It’s a rare person who can seamlessly transition from high-flying television and movie producer to garlic farmer, but Sally Ayre-Smith has done just that.
After producing the acclaimed TV series SeaChange at the peak of her career, Sally and her husband Marcus Skipper left it all behind to start a new life in a little-known part of the coast. Nine years later, their two-acre Macleay Valley farm ‘Sweet Water Farm’ has produced over $600,000 worth of garlic – a figure Sally is happy to share in the hope of inspiring people to take up the “noble profession” of certified organic small-acre farming.
Sweet Water Farm owes its name to the property’s location on the Macleay River at the point where sweet freshwater meets brackish tidal flow. Nestled in the Sherwood Valley only 15 minutes from Kempsey, the garlic farm looks out across the river to a patchwork of fields shadowed by blue mountains – a vista that, for Sally, evokes memories of a childhood spent on an expansive farm in East Africa, where she would wake to see giraffes grazing in front of her home and hippos bathing in the nearby river.“I loved growing up in Africa,” Sally says. “When we inspected this property, I immediately looked out across the river and could just imagine spotting all those beautiful animals. It has the same feel.”
While Sally has always longed to be part of an intimate community and return to her roots on the land, it was when Marcus was diagnosed with cancer in 1995 that the couple decided to seize the day. Sally spotted a tiny advert for a “patch of dirt” and they found themselves driving up to the Macleay Valley.“We’d never heard of Kempsey so had no idea what to expect,” Sally says. “When we got to the property, the agent was smart enough to drive us all the way down to the river. We were speechless when we saw it. I turned to Marcus and said, ‘Is this it?’. He looked at me and said, ‘Yep, this is it’.”Five weeks after inspecting the property, the couple were living in a tent — a far cry from their upmarket digs in Sydney. Marcus, now in remission from cancer, built a cabin to live in temporarily while he created a riverfront, hand-crafted dream home with high-ceilings, an open fireplace and African-inspired murals. As the cost of living rose and building expenses began to add up, they realised that a relaxed retirement wasn’t an option. So, with zero farming experience and plenty of enthusiasm, Sally threw herself into the task of learning how to work the land.She invited an expert out, who told her to try growing “garlic, blueberries or marijuana”, and enrolled in a TAFE horticulture course.

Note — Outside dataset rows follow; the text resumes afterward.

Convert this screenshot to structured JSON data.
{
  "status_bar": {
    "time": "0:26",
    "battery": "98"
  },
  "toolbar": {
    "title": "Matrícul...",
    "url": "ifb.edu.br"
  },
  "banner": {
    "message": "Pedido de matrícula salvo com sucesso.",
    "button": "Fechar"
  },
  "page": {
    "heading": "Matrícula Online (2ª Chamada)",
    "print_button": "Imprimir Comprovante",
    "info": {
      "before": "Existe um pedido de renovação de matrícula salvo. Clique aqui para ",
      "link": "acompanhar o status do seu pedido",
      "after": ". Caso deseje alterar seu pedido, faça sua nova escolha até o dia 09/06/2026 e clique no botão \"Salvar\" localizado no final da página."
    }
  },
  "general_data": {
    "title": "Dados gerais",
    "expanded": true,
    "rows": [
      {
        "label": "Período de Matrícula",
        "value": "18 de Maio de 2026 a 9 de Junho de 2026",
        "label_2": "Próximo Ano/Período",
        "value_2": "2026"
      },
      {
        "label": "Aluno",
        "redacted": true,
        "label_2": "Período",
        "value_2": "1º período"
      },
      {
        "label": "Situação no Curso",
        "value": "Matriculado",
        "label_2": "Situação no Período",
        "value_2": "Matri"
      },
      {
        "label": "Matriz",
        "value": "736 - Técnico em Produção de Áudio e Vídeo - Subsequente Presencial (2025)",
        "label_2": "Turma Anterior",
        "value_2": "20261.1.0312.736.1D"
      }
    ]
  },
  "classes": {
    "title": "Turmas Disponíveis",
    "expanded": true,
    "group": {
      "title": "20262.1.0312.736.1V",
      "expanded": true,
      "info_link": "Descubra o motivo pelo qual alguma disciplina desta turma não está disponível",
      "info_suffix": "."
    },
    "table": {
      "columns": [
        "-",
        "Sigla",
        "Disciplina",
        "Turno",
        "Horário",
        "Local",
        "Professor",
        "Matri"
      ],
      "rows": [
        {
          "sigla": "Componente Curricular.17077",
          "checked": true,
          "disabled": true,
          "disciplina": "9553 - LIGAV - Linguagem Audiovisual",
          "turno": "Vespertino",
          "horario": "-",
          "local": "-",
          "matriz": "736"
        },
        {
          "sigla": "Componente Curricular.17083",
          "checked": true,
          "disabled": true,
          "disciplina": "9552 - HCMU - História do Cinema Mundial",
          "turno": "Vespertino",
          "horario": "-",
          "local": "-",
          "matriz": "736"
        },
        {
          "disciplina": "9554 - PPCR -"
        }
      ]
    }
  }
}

She and fellow students grew garlic to apply the theories they were learning and, when the course ended, Sally purchased all the students’ produce – 100kg of Russian garlic – and Sweet Water Farm garlic was born.
After the farm began the certification process and produced its first a crop in 2008 Sally was faced with the task of learning to market the product.
“I got dressed up and drove to Sydney and Newcastle with some beautifully packaged samples and basically started door-knocking,” she says. “I visited top chefs, restaurants and retailers and put energy in developing great relationships with our first customers. We then ensured we always delivered and never let them down and they are still our customers today.”
Sally adds, “It is so important for growers, particularly of premium fruit or vegetables, to market their products in person. There are so many farmers growing beautiful garlic. The reason why we’ve been so successful in marketing ours is because of the relationships we’ve formed.”
Sweet Water Farm organic garlic now produces an average of seven tonnes of garlic per year, an admirable feat for a dusty patch of land in a relatively undiscovered part of NSW. The sense of achievement is not lost on Sally, who now devotes much of her time to helping local farmers transition to organic.
Over the past few years, this passionate farmer has helped three neighbouring farms make the transition to organic (“they got the bug!”). Sally also works closely with the Macleay Valley Food Bowl to promote the region as a place where organic fruit or vegetable farmers can thrive. She is also spearheading the development of an organic distribution centre in Kempsey and plans to create a local farm school where students can study and be paid to contribute their skills to a working farm.
“We’ve lovingly worked to create beautiful soil and to be certified organic and we’re in the position where the farm is running pretty smoothly, so we can use our time to help other farmers transition to organic and to promote the opportunities for agriculture in the valley,” she says. “This is what I love. We know anyone can do it, because we had no skills and we did it!”
Does she ever look back longingly at her successful city career?
“Never!” She says. “I’ve had the richest ten years of my entire life. Before the farm, I had an amazing career and made 20 movies and television series’, but nothing compares to this. There’s something important about living on a piece of land and being part of a community, and you don’t get that feeling in the city. It’s about having to think about the little things, like putting my neighbour’s bin out when he’s away. The people around me enrich my life so much.”